Bilateral Tubal Ligation
What is a Bilateral Tubal Ligation?
A Bilateral Tubal Ligation (BTL) is a surgical procedure that involves blocking the fallopian tubes to prevent the ovum (egg) from being fertilized. It can be done by cutting, burning or removing sections of the fallopian tubes or by placing clips on each tube.
When is it used?
A BTL is used when a woman wants to prevent pregnancy. It is considered a permanent form of birth control, although in some cases it can be reversed. There can be damage to the tubes after reversal, so this decision should not be made quickly.
How do I prepare for a BTL?
You will have this procedure in the outpatient surgery center or in the main hospital if you have just delivered a baby. You will not be able to eat or drink anything after midnight the day before your surgery. This procedure is done laparoscopically or immediately following a cesarean section. If you are taking any medications, you should discuss these with your doctor to see when you should stop them.
What happens during the procedure?
You will be given general anesthesia which will put you to sleep. One incision will be made in the umbilicus (belly button) and three small incisions will be made in the lower abdomen. Gas is pumped into the abdomen in order to help Dr. Hardy see the uterus, ovaries and fallopian tubes. A laparoscope is a telescopic instrument that is used to locate the fallopian tubes. Once the tubes are exposed, a small section of each tube is cut free and removed. The severed ends are ligated &ldquldquo;burned” with a cautery tool or clips may be placed on each tube. The skin is closed with sutures that will dissolve and steristrips on the outside that may be removed after 1 week.
What happens after the procedure?
You will be moved to the recovery room while the anesthesia is wearing off. Your pain will be controlled with pain medications and any side effects will be addressed. You will be able to go home that day if you were scheduled for an outpatient surgery. If you have this procedure done after delivery, you will be discharged according to your postpartum care.
You may experience pain that radiates to your shoulder. This is caused from the gas that was used during the procedure. You may use an electric heating pad, drink warm beverages and walk to help alleviate this pain. You may bathe and shower as usual. You may wash the incision gently with mild unscented soap.

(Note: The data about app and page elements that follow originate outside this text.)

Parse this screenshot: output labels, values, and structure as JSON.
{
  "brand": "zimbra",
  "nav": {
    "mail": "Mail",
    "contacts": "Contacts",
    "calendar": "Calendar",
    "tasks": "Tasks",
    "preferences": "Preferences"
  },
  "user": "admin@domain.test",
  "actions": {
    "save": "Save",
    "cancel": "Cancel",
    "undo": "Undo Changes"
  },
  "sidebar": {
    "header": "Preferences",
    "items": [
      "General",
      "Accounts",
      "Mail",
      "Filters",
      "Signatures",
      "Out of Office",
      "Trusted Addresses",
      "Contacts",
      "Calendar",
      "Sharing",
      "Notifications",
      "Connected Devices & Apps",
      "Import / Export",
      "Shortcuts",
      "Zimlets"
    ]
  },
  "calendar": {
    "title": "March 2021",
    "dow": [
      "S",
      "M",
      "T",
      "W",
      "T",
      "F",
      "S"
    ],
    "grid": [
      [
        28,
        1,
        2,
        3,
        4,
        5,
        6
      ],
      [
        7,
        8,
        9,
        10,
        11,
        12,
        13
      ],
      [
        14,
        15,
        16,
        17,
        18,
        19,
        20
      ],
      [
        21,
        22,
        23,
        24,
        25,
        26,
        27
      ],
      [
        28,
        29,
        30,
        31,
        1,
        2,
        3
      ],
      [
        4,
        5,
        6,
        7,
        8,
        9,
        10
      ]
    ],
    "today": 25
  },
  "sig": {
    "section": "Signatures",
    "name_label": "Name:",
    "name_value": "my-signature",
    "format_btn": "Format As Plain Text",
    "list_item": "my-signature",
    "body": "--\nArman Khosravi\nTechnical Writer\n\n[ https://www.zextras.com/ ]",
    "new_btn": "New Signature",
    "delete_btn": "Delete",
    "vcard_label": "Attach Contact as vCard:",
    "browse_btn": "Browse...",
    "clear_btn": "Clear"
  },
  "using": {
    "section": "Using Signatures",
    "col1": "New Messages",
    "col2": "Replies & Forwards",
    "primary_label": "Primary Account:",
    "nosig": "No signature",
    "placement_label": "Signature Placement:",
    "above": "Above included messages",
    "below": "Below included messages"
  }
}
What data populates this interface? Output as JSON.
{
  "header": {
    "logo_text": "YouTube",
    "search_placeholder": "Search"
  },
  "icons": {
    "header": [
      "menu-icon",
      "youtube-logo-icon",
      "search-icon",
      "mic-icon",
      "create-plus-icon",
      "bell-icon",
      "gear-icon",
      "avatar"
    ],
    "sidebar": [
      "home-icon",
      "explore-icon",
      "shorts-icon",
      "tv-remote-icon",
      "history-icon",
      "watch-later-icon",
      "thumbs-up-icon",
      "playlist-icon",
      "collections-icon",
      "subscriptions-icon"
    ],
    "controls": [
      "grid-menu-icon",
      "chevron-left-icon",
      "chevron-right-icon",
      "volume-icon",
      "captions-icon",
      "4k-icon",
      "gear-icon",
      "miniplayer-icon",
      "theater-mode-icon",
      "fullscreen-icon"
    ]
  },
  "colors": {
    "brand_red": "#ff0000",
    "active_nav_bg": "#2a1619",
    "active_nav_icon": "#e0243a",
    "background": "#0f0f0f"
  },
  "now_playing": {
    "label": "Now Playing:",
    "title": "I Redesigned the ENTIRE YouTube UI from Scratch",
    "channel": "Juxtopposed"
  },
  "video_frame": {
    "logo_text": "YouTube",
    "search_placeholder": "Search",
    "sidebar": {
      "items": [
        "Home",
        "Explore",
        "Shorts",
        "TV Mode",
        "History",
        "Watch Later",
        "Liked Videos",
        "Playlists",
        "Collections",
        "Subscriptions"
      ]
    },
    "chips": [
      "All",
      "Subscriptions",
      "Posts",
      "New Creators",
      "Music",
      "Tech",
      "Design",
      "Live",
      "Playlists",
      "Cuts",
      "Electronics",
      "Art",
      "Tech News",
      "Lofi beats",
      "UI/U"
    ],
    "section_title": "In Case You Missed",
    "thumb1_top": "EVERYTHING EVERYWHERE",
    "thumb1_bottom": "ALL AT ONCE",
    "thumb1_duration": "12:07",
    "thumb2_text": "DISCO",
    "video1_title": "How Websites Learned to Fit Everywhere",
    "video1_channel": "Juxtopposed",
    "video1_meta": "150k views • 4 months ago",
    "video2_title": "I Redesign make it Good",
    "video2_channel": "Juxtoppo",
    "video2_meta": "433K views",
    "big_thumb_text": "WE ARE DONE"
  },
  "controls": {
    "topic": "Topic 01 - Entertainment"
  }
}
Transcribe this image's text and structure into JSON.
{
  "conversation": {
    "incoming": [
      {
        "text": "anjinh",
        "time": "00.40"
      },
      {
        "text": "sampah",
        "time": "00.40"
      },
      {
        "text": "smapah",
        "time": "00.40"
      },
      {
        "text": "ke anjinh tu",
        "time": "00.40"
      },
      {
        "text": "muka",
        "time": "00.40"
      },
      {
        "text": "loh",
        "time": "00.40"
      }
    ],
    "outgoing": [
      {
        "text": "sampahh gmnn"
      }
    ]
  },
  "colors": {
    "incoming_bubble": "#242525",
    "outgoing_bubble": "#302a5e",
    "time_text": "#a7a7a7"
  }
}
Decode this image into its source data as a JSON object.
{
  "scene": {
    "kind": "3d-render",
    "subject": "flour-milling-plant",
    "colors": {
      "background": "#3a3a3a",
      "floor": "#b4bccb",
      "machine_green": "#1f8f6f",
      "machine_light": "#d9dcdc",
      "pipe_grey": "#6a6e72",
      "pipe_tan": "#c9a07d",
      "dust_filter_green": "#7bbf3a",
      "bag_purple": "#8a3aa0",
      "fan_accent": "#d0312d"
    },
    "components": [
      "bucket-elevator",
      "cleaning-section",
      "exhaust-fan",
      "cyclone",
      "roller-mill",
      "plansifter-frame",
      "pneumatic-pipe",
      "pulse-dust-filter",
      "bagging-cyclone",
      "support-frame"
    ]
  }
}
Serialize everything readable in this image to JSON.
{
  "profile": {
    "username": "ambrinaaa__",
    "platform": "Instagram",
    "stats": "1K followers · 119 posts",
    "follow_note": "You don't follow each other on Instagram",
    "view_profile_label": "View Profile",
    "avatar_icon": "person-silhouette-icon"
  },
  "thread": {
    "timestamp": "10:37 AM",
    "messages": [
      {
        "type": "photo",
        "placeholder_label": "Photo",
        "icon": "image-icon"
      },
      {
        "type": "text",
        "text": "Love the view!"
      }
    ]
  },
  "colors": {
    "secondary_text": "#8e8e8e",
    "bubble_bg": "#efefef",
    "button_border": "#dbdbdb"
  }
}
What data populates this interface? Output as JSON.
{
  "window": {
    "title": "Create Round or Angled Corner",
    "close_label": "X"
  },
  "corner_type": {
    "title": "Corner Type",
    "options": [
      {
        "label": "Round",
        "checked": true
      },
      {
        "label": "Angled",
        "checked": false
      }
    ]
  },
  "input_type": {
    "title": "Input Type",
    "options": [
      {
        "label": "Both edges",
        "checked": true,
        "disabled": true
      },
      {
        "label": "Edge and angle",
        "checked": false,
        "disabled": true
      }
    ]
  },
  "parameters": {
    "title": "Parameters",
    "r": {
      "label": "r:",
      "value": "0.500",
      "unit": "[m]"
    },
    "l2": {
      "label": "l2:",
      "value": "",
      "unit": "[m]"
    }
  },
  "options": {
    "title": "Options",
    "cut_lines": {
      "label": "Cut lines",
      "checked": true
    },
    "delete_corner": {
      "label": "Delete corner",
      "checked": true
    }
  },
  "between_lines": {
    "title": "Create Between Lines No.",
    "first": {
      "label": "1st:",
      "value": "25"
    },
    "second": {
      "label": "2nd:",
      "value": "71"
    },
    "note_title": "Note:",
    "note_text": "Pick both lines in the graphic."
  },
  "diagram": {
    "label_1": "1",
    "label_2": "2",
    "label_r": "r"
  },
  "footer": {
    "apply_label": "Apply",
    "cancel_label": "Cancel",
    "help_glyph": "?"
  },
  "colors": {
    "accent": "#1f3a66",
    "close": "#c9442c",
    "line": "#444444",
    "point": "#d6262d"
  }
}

You will be given prescription pain medication to use for 2 to 7 days after the procedure. A stool softener may also help alleviate or prevent constipation. You will be given 2 weeks to recover from the procedure. Avoid sex or exercising until your postoperative appointment. You may resume driving after you are not taking any narcotic pain medication
What are the benefits of this procedure?
You do not have the risks associated with hormones for birth control.
You have a more permanent form of birth control.
What are the risks associated with this procedure?
Some of the risks associated with a BTL are:
- Inadvertent injury to surrounding structures including the bowel, bladder, uterus, ovaries.
- Infection or bleeding
- Complications from anesthesia
- Allergic reaction to any medications used during and after the procedure
- Failure of sterilization procedure which is less than 1% which may result in an ectopic (tubal) pregnancy
There are people who have a higher risk of complications which are:
- Poor nutrition
- Recent or chronic illness
- Use of drugs such as antihypertensives, muscle relaxants, tranquilizers, sleeping pills, insulin, sedatives, beta-adrenergic blockers, or cortisone
- Use of mind-altering drugs including narcotics, psychedelics, hallucinogens, marijuana, sedatives, hypnotics or cocaine
When should I call the office?
Call the office right away if:
- You have heavy bleeding from your uterus (you need more than 1 pad or tampon per hour or the bleeding is heavier than your menstrual flow).
- You develop a fever over 100°F (37.8°C).
- You develop headache unrelieved with Tylenol, ibuprofen or narcotic pain medication, muscle aches, dizziness or a general ill feeling.
- You have severe abdominal pain or abdominal pain that continues even after you take acetaminophen or aspirin.
- You have pain, swelling, redness, drainage or bleeding increases in the surgical area
- You experience nausea, vomiting, constipation or abdominal swelling or other unexplained symptoms.